For the time being, bad news on the economy is good news, thanks to Janet Yellen's musings on equity valuations earlier in the week.
And why the April employment report was bad news, at least for today, revolves around two things. First, March received a huge downward revision to 85,000. Yes, weather could be to blame, but that is disturbing in the context of where stock valuations have gone this year and at this point in the economic recovery.
Second, wage growth continues to be virtually non-existent. A couple cents increase for a person working at a power plant isn't going to cut it when McDonald's (MCD), grocery stores and countless others are jacking up prices.
Stocks obviously reacted positively on the news, initially.
Having said that, there is a little bit of grey to this employment report. In other words, I don't suggest you buy the early hype that the Fed is going to stand pat on rates for the remainder of the year.
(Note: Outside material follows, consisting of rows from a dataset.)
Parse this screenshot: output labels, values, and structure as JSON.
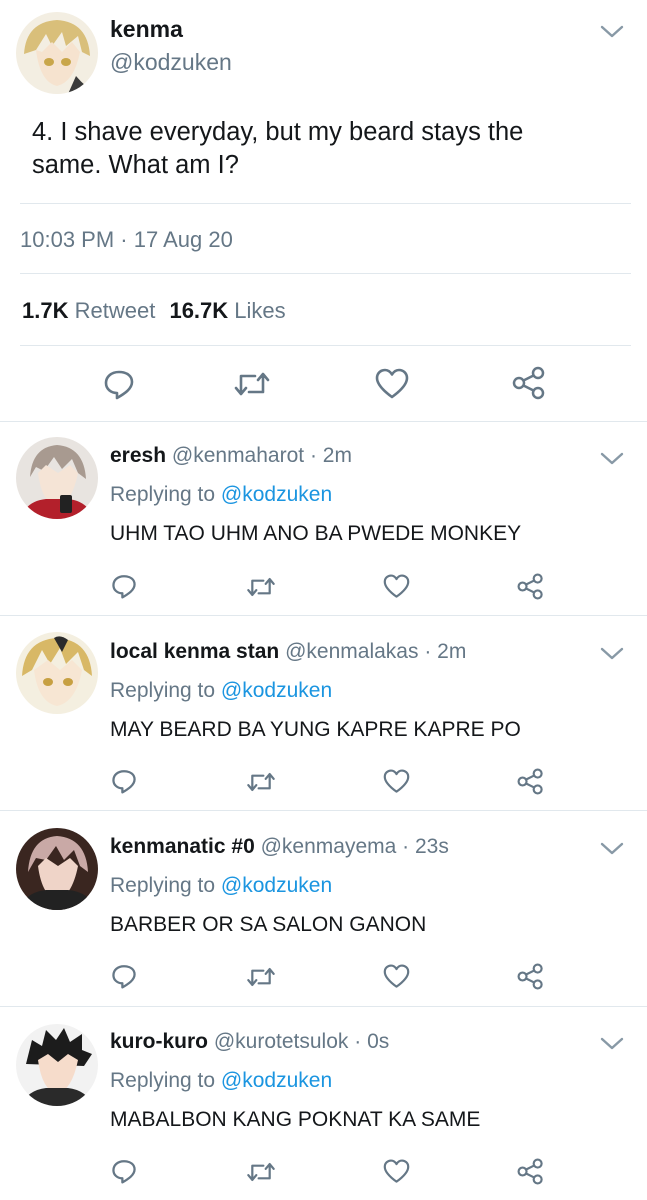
{
  "main_tweet": {
    "display_name": "kenma",
    "handle": "@kodzuken",
    "text_line1": "4. I shave everyday, but my beard stays the",
    "text_line2": "same. What am I?",
    "timestamp": "10:03 PM · 17 Aug 20",
    "retweet_count": "1.7K",
    "retweet_label": "Retweet",
    "likes_count": "16.7K",
    "likes_label": "Likes"
  },
  "replying_label": "Replying to",
  "replies": [
    {
      "display_name": "eresh",
      "handle": "@kenmaharot",
      "time": "· 2m",
      "replying_to": "@kodzuken",
      "text": "UHM TAO UHM ANO BA PWEDE MONKEY"
    },
    {
      "display_name": "local kenma stan",
      "handle": "@kenmalakas",
      "time": "· 2m",
      "replying_to": "@kodzuken",
      "text": "MAY BEARD BA YUNG KAPRE KAPRE PO"
    },
    {
      "display_name": "kenmanatic #0",
      "handle": "@kenmayema",
      "time": "· 23s",
      "replying_to": "@kodzuken",
      "text": "BARBER OR SA SALON GANON"
    },
    {
      "display_name": "kuro-kuro",
      "handle": "@kurotetsulok",
      "time": "· 0s",
      "replying_to": "@kodzuken",
      "text": "MABALBON KANG POKNAT KA SAME"
    }
  ],
  "colors": {
    "text": "#14171a",
    "muted": "#657786",
    "link": "#1b95e0",
    "divider": "#e1e8ed"
  },
  "icons": [
    "chevron-down-icon",
    "reply-icon",
    "retweet-icon",
    "like-icon",
    "share-icon"
  ]
}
You see, there were actually several positives in the report that suggest the economy could kick into high gear this spring. And as a result of those prospects, recent readings on ISM (solid, improving) must be respected, and a data-dependent Fed is still a threat to the bulls.
Here are those positives:
- Construction jobs bounced back nicely in April.
- Professional and businesses services sector continue to add a good bit of jobs, suggesting the strong dollar has not derailed the economy and hiring plans.
"We think we will have a huge summer," said Choice Hotels International (CHH) President & CEO Steve Joyce to me the other day. Joyce cited a rebounding U.S. economy among the reasons people are booking summer vacations earlier.
His comments echoed what the CEOs of Norwegian Cruise Line (NCLH) and Royal Caribbean (RCL) have shared to me in recent months (cruise lines have had a strong "wave season" -- the period in January/February in which people book summer cruises).
In the end, Yellen still lurks.